Information supplied Block Start

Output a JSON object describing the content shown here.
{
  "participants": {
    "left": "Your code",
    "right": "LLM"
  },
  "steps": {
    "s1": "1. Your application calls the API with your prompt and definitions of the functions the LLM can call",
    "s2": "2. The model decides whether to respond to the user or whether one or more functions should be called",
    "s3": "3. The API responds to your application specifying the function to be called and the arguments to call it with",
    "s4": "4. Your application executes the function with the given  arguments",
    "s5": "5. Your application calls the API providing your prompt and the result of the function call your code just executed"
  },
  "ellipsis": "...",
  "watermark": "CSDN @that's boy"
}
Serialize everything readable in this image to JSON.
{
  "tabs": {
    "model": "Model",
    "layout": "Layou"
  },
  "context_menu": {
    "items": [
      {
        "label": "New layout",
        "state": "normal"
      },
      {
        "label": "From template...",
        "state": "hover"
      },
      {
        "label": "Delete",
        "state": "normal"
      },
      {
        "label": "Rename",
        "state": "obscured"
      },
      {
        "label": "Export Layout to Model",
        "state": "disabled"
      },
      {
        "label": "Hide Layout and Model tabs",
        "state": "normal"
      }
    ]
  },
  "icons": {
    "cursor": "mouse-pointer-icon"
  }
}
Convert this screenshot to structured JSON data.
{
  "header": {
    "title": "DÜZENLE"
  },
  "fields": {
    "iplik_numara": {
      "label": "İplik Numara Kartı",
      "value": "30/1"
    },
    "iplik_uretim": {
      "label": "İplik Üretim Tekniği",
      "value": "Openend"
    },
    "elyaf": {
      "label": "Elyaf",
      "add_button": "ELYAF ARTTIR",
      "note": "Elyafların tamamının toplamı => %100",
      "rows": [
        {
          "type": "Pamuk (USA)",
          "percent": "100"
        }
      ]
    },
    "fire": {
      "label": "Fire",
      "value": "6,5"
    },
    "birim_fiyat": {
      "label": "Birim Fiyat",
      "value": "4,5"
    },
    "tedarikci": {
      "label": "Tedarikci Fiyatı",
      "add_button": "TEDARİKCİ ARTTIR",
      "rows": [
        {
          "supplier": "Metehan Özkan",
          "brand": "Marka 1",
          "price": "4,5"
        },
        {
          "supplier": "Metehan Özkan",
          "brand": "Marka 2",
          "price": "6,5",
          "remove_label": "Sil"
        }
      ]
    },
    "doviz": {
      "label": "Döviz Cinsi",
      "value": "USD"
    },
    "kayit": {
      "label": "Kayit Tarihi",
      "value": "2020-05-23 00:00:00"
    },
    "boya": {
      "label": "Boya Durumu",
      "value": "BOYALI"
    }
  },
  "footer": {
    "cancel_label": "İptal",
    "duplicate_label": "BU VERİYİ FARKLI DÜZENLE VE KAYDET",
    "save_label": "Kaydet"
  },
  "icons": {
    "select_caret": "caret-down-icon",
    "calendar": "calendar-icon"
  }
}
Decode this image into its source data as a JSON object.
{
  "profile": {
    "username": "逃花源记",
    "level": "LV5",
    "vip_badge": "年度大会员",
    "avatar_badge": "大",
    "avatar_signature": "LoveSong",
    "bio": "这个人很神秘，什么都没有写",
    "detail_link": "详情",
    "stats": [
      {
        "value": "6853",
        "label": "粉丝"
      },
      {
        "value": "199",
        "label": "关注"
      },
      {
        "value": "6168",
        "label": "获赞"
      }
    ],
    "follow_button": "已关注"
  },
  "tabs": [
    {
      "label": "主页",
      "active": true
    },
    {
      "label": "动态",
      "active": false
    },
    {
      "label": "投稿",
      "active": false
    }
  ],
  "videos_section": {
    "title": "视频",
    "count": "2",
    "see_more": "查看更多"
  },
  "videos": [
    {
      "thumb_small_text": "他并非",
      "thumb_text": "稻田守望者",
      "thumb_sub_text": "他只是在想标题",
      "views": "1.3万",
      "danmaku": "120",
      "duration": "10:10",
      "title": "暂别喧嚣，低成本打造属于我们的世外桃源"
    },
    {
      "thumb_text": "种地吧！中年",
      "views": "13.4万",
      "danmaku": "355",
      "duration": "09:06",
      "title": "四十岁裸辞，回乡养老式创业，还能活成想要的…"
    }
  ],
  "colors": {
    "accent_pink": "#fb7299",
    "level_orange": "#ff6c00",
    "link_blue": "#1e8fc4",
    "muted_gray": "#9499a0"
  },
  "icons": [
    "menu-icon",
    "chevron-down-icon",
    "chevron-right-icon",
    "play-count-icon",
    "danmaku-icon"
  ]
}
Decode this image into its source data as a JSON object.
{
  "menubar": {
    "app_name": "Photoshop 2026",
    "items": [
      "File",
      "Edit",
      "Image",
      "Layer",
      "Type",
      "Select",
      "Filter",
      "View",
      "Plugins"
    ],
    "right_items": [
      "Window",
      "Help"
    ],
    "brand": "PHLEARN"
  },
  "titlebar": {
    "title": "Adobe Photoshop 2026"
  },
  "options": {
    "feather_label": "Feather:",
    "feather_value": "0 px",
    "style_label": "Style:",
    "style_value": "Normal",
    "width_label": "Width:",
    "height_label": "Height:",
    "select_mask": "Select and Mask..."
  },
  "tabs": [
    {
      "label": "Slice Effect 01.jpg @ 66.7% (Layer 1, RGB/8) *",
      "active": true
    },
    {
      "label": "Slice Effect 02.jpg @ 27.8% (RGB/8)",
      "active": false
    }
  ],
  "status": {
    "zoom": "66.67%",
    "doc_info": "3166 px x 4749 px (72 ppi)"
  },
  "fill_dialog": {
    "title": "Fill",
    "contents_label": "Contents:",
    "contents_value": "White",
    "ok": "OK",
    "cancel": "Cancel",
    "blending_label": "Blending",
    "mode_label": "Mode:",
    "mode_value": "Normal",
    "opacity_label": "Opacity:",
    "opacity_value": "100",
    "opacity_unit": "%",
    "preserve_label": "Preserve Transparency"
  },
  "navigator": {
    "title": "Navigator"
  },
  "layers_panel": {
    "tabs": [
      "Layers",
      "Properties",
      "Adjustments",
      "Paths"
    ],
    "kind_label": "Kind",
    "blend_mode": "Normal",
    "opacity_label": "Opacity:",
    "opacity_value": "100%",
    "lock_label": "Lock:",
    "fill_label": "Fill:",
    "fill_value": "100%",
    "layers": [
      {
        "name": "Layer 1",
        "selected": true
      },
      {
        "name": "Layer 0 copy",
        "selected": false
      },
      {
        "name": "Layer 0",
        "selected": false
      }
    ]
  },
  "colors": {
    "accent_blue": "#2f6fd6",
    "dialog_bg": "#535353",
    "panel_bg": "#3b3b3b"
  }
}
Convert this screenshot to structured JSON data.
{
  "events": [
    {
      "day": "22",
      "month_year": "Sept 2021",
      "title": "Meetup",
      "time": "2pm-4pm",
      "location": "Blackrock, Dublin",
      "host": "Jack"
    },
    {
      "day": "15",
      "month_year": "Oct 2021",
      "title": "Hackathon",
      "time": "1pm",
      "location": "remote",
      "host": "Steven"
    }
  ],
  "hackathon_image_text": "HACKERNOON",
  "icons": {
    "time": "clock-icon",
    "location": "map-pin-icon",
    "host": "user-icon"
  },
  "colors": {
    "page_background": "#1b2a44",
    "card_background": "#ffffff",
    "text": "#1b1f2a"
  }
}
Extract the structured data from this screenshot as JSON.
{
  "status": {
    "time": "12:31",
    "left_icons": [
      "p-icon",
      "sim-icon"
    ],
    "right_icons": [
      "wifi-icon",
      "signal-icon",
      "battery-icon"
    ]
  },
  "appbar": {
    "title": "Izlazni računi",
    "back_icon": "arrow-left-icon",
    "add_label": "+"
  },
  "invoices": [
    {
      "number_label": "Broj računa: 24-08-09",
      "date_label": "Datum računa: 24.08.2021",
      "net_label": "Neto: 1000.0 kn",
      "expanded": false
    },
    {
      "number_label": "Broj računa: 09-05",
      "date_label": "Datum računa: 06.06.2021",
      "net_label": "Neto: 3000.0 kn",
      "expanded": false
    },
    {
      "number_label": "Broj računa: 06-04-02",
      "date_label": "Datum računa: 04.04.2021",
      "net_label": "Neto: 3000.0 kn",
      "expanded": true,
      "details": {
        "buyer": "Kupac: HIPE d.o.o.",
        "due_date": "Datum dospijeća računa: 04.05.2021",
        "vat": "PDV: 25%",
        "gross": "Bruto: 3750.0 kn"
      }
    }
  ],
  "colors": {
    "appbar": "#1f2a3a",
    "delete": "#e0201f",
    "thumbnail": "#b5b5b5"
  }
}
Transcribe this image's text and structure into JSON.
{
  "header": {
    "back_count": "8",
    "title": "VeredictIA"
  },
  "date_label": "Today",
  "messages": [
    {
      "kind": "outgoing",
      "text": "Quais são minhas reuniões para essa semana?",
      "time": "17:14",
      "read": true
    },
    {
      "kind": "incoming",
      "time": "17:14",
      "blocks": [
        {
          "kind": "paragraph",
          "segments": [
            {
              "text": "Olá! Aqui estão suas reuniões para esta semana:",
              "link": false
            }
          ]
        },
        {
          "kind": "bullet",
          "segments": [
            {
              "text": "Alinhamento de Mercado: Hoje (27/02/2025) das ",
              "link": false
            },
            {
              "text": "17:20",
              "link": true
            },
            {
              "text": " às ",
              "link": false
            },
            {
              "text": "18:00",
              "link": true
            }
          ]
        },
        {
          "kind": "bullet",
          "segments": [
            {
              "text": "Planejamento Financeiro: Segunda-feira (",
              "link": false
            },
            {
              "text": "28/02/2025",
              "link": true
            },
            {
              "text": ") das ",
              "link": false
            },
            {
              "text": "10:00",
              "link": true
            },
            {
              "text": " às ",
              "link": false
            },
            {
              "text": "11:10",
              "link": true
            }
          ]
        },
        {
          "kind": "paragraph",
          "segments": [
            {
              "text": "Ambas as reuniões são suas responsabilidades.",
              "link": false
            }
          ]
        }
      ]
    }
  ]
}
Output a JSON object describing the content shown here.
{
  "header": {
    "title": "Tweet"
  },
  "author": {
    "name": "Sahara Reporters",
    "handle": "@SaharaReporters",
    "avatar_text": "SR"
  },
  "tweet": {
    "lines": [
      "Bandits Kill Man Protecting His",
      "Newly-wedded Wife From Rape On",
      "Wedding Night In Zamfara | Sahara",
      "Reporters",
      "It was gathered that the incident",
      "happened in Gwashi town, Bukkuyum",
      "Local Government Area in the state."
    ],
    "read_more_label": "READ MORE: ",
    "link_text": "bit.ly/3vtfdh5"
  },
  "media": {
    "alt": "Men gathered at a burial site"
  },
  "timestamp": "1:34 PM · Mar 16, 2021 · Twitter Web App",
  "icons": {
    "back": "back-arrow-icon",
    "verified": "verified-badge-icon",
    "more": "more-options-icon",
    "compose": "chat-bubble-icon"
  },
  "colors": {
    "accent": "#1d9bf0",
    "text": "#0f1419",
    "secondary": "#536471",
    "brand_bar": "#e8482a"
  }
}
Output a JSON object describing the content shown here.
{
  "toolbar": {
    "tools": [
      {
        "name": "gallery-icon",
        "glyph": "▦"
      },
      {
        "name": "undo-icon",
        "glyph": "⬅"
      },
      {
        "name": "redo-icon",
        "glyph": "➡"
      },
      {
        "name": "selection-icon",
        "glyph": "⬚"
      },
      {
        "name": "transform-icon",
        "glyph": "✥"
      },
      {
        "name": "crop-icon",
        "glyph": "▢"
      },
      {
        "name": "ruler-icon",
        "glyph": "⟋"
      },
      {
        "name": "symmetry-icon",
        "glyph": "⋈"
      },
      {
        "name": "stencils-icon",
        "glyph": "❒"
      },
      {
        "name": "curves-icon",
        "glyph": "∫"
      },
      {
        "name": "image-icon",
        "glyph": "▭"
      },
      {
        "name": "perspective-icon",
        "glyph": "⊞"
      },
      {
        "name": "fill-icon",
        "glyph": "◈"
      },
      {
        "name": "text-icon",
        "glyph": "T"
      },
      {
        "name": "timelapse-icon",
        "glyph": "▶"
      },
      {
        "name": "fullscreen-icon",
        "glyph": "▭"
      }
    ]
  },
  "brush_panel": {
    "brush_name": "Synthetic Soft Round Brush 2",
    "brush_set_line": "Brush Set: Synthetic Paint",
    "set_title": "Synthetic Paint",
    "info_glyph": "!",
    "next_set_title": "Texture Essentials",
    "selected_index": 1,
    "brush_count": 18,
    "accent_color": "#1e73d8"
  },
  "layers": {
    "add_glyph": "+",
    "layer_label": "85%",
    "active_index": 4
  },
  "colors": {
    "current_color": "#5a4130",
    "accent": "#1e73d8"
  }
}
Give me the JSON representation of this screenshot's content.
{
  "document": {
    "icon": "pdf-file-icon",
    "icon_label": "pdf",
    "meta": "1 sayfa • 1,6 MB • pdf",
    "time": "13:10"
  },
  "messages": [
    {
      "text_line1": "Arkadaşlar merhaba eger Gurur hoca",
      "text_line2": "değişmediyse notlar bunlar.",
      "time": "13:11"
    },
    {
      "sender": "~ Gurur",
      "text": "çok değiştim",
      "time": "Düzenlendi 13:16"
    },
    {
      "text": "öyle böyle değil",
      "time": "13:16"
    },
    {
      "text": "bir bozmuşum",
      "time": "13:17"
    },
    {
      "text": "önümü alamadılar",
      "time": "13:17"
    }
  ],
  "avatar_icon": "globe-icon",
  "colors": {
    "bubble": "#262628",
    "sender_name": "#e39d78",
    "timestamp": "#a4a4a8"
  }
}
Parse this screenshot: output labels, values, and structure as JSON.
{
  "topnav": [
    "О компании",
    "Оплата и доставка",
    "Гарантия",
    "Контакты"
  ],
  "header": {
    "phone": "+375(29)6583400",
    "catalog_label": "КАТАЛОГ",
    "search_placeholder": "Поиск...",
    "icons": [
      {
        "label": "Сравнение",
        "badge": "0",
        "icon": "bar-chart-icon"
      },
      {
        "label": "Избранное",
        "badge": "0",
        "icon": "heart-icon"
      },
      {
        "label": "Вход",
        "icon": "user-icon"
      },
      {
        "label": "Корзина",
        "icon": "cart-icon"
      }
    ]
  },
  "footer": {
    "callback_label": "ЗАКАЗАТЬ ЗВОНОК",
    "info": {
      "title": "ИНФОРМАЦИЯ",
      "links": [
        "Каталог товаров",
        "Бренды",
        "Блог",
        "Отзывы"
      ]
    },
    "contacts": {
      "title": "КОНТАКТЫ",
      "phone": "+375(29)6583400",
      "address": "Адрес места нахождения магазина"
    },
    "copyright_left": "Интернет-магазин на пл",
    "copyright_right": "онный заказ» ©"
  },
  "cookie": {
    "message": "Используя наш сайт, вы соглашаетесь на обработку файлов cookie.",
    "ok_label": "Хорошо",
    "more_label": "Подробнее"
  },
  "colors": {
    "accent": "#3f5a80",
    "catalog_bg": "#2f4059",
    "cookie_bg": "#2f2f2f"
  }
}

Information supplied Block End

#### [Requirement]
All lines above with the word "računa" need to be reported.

#### [Answer to this task]
      "number_label": "Broj računa: 24-08-09",
      "date_label": "Datum računa: 24.08.2021",
      "number_label": "Broj računa: 09-05",
      "date_label": "Datum računa: 06.06.2021",
      "number_label": "Broj računa: 06-04-02",
      "date_label": "Datum računa: 04.04.2021",
        "due_date": "Datum dospijeća računa: 04.05.2021",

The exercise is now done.